“Runner’s knee” is a blanket term to describe a number of conditions that cause pain at the front of the knee (patellofemoral pain). A common complaint of athletes, it is often the result of irritation in the soft tissues around the front of the knee. For some people, it is the result of their kneecap being out of alignment, which results in the wear and tear of the kneecap cartilage. This chronic wear and tear can eventually cause the cartilage to soften and break down, a condition identified as chondromalacia. As a result, the underlying bone and knee joint become irritated.
You may experience dull, aching pain around the front of the kneecap (the patella) where it connects to the lower end of the thighbone (the femur). The pain may worsen when going up or down stairs, squatting, or kneeling.

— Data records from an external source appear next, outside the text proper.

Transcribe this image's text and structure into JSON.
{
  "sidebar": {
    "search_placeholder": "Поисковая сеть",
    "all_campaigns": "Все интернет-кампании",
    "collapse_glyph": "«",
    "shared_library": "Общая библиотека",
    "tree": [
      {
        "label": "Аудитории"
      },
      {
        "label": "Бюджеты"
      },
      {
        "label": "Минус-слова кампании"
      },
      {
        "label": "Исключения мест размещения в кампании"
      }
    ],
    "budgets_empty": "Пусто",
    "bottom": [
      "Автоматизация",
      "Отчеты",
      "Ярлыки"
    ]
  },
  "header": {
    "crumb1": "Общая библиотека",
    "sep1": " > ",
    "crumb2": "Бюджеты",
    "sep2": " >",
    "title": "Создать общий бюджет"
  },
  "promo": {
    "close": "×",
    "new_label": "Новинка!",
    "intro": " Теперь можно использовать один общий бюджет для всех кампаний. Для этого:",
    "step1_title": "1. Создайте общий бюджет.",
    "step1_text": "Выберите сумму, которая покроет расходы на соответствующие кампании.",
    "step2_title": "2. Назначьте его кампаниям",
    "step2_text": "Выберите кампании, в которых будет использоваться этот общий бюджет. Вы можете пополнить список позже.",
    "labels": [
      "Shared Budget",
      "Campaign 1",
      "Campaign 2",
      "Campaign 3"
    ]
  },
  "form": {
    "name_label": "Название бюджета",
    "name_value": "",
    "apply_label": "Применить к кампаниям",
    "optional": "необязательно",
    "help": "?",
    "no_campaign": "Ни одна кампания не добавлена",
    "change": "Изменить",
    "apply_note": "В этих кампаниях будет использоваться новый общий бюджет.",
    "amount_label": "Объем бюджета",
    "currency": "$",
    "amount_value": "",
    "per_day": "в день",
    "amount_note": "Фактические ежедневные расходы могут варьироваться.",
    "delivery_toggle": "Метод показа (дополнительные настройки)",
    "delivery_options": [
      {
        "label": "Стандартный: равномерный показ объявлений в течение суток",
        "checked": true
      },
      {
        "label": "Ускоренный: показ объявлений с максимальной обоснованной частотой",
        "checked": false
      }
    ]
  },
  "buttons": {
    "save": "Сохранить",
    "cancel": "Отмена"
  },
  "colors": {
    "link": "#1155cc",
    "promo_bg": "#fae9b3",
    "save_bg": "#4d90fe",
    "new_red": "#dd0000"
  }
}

Treatment of patellofemoral pain depends on the underlying cause. The most important way to improve your condition is rest and rehabilitation. In some cases, surgery can correct the underlying condition and improve support to the knee. Arthroscopy, which involves the use of a small, pencil-sized camera, can be used to remove small fragments of kneecap cartilage. Realigning the kneecap is also an alternative, and this is done by opening the knee and reducing the abnormal pressures on the cartilage.

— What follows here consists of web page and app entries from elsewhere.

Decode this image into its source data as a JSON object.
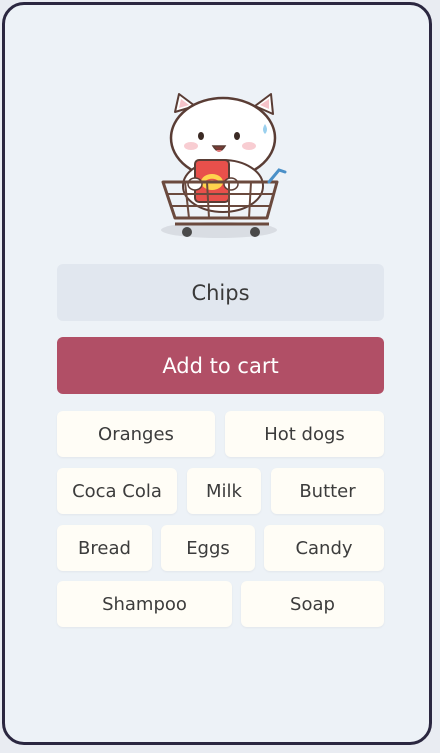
{
  "mascot": {
    "icon": "cat-in-shopping-cart-icon"
  },
  "form": {
    "item_value": "Chips",
    "add_label": "Add to cart"
  },
  "suggestions": [
    "Oranges",
    "Hot dogs",
    "Coca Cola",
    "Milk",
    "Butter",
    "Bread",
    "Eggs",
    "Candy",
    "Shampoo",
    "Soap"
  ],
  "colors": {
    "accent": "#b14f66",
    "input_bg": "#e1e7ef",
    "chip_bg": "#fffdf6",
    "frame": "#2b2740"
  }
}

What causes “runner’s knee”?
- The kneecap being out of alignment
- Previous injury
- Weak thigh muscles
At home, general care involves “RICE”: